LENT: Week two, Tuesday: Behold
“Behold, I bring you good tidings of great joy. . . “
“Behold the lamb of God . . . “
“Behold, I stand at the door and knock. . . “
Whether the narratives starred hayseed shepherds confronted by hosts of glittering angels or desert pilgrims watching something like a dove descend upon a man in a river as a voice from heaven called him “Beloved,” Christian faith seemed to depend on beholding things that were clearly beyond belief, including Jesus’ own teaching that acts of mercy toward perfect strangers were acts of mercy toward him. While I understood both why and how the early church had decided to wrap those mysteries in protective layers of orthodox belief, the beliefs never seized my heart the way the mysteries did.
I did not think I was alone in this. Both at All Saints’ and at Grace-Calvary, I had spent hours talking with people who had trouble believing. For some, the issue was that they believed less than they thought they should about Jesus. They were not troubled by the idea that he may had had two human parents instead of one or that his real presence with his disciples after his death might have been more metaphysical than physical. The glory they beheld in him had more to do with the nature of his being than with the number of his miracles, but they had suffered enough at the hands of true believers to learn to keep their mouths shut.
For others, the issue was that they believed more than Jesus. Having beheld his glory, they found themselves running into God’s glory all over the place, including places where Christian doctrine said that it should not be. I knew Christians who had beheld God’s glory in a Lakota sweat lodge, in a sacred Celtic grove, and at the edge of a Hawaiian volcano, as well as in dreams and visions that they were afraid to tell anyone else about at all. These people not only feared being shunned for their unorthodox narratives, they also feared sharing some of the most powerful things that had ever happened to them with people who might dismiss them.

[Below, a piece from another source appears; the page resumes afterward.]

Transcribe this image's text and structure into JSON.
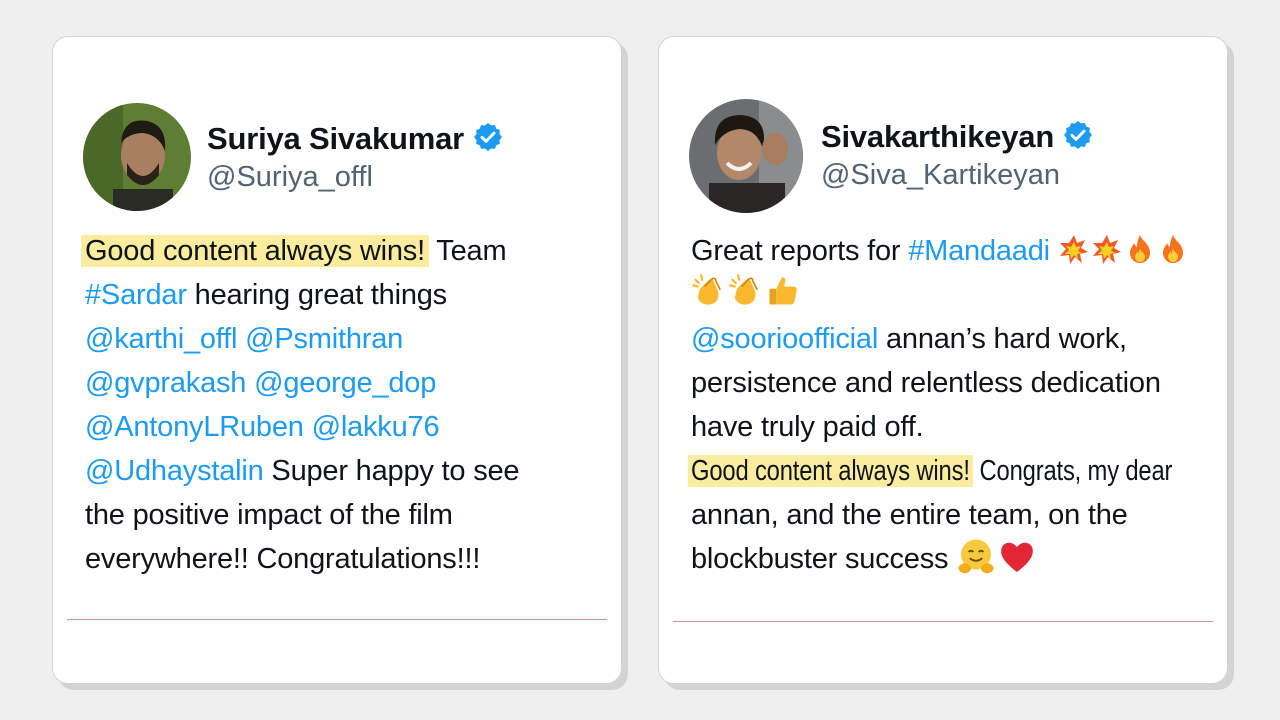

Given the history of Christians as a people who started out beholding what was beyond belief, this struck me as a lamentable state of affairs, both for those who have learned to see more than they are supposed to see as well as for those who have excused themselves from tradition churches because they see too little or too much. If it is true that God exceeds all our efforts to contain God, then is it too big a stretch to declare that dumbfoundedness is what all Christians have most in common? Or that coming together to confess all that we know not know is at least as sacred an activity as declaring what we think we do know?